Syndetics book coverShaken, not stirred : family survival in a quake zone / Amanda Cropp.
“Imagine sharing a portable toilet with your neighbours for months on end, showering in a shipping container in the fire station car park, or travelling for three hours a day on six different buses to get to and from school. Such was life in post-quake Christchurch for Amanda Cropp and her family. Quake damaged roads make travel a nightmare. Yet despite all this, life carries on. The quakes have reinforced the importance of family and friends, and a sense of humour is indispensable. This book will make you laugh and cry. It is funny, provocative and poignant, and shows that living in a disaster zone brings communities together, that people do indeed step up and look after one another. This is a story about the resilience of a community suddenly struggling with the simplest of daily chores in a time of crisis.” (Adapted from Syndetics summary)

Syndetics book coverTrapped : remarkable stories of survival from the 2011 Canterbury earthquake / Martin van Beynen ; foreword by Bob Parker.
“The Canterbury earthquake of February 2011 altered landscape, history, and most importantly, human lives. Many perished and the lives of thousands were upended. In Trapped, Martin van Beynen documents with sensitivity and unerring detail the personal experiences of more than thirty quake survivors – before, during and after the event – in their own words.At once poignant, dramatic and enthralling, their stories record a defining moment in Canterbury’s history and testify to the courage and heroism of everyday people.”  (Adapted from Syndetics summary)

Magnitude 7.1 & 6.3 : the people of Christchurch, Canterbury & beyond tell their stories / [compiled by Debbie Roome].
“This book is a compilation of stories from people directly affected by the impact of the earthquakes in Christchurch. They reflect the incredible resiliance the people of Canterbury have shown throughout this devastating time. Some of the stories are poignant, some humorous, some shocking and some sad. All of them are from the heart and deserve to be heard.” (Adapted from back cover)

Syndetics book coverFrom crank handles to hydraulics : a history of cranes in New Zealand / by John Carter.
“Cranes of various shapes and sizes have helped shape our nation dating back from around 1840 and today rank as the most familiar item of equipment involved on construction and other sites throughout the country. This book is the first ever produced in New Zealand detailing how cranes and other lifting devices have evolved over the decades. It is an easy read for people of all ages and includes how cranes assisted in the colonisation of New Zealand via the ports and railways and mentions of some of the country’s historical events which necessitated the use of cranes.”  (Adapted from Syndetics summary)

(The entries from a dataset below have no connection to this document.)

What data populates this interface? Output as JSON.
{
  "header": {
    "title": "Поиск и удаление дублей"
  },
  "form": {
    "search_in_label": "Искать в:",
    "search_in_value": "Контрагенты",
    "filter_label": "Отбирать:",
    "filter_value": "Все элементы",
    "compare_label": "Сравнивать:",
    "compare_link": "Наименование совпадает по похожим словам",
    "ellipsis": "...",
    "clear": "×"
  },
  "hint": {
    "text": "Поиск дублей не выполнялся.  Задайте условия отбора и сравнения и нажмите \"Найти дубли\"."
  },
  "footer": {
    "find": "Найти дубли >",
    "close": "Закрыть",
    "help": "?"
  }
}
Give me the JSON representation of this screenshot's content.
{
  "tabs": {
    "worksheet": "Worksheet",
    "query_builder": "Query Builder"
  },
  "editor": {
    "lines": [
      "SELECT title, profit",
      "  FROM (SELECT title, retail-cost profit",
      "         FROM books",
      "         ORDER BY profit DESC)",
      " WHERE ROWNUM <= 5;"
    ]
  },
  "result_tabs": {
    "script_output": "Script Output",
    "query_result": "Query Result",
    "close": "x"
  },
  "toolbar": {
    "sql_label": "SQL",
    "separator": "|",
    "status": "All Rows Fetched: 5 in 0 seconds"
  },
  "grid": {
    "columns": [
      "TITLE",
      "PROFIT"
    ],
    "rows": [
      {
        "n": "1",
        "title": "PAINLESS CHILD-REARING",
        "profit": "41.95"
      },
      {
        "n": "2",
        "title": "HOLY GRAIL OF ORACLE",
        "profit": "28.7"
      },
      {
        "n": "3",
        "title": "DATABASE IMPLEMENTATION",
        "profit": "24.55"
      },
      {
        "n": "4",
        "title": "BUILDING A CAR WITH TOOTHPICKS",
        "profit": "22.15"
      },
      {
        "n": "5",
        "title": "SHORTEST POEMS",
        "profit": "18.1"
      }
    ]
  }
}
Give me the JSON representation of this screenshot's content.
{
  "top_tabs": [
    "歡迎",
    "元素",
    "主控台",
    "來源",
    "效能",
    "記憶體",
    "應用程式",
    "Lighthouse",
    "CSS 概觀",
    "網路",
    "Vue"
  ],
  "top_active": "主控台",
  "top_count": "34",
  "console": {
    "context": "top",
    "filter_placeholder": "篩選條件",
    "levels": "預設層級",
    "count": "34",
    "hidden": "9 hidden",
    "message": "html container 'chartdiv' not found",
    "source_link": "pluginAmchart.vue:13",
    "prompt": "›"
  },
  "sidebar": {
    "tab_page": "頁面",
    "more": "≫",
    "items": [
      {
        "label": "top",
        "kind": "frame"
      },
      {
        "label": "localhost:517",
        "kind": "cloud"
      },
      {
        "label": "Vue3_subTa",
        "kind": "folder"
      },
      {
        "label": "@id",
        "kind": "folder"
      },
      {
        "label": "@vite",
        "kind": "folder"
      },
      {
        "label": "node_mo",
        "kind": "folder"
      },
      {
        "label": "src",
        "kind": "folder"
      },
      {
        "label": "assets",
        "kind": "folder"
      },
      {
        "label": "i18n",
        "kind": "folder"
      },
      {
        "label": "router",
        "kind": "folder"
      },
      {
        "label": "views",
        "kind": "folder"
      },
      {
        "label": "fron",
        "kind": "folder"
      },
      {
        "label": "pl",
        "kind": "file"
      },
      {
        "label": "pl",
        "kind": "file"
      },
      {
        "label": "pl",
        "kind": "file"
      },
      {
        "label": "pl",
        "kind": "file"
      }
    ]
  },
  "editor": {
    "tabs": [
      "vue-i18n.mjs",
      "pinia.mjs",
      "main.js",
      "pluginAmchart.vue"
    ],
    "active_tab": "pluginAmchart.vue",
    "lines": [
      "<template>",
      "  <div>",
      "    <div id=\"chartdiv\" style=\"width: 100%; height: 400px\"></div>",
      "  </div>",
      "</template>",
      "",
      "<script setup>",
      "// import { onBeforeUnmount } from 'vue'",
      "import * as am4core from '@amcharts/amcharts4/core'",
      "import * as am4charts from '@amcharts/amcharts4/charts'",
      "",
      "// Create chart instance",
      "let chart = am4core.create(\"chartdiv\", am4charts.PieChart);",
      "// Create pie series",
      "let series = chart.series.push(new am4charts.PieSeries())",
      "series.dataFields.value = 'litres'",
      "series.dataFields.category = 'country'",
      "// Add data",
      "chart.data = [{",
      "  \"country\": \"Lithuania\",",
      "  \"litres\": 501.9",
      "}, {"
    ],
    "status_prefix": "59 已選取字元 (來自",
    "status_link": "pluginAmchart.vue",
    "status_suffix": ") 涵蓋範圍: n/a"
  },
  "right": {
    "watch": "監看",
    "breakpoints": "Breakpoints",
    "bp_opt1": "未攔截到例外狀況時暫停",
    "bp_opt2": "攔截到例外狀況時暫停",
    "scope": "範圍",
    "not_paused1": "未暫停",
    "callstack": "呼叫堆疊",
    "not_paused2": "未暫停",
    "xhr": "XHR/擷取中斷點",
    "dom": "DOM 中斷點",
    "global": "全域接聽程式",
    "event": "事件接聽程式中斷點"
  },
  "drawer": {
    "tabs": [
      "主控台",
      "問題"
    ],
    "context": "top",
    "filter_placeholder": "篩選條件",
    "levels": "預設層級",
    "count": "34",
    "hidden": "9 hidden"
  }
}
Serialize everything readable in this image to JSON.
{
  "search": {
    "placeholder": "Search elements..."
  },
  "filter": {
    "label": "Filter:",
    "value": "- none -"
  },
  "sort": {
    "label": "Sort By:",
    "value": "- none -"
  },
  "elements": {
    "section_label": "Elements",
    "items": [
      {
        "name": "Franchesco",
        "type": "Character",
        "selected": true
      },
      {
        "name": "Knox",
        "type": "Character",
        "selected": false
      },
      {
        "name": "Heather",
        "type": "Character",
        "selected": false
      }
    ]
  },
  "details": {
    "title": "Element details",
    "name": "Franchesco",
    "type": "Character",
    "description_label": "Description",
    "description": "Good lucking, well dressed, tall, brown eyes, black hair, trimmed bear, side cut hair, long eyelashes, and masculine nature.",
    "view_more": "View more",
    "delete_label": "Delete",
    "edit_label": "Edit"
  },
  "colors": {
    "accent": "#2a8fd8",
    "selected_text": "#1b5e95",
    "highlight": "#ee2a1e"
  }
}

Syndetics book coverThe small business book : a New Zealand guide for the 21st century / Leith Oliver, John English.
“Completely revised and updated edition of the bestselling guide to starting, managing, and expanding a small business in New Zealand. The Small Business Book is the bestselling, hands-on guide to running your own business in New Zealand. This new edition is up-to-date, easy to understand and simple to use. New ventures are being launched in greater numbers than ever before, and the prospects for success offer hope and a sense of fulfilment to New Zealanders who want to be self-employed. The Small Business Book has been written to help you get into business, successfully stay in business and make a good living from being in business.”  (Adapted from Syndetics summary)

Christchurch Bus Mission on its way

Thank you to everyone who donated toiletries, bedding, and non-perishable food for the Christchurch Bus mission.
As you can see with from the clip below, we’ve been lucky to have some students from Wellington College as well as some of our library staff members and members of the public to help loading the bus.
We were not able to fit it all in the bus, so we will be adding the remainder to a container that is going down later this week.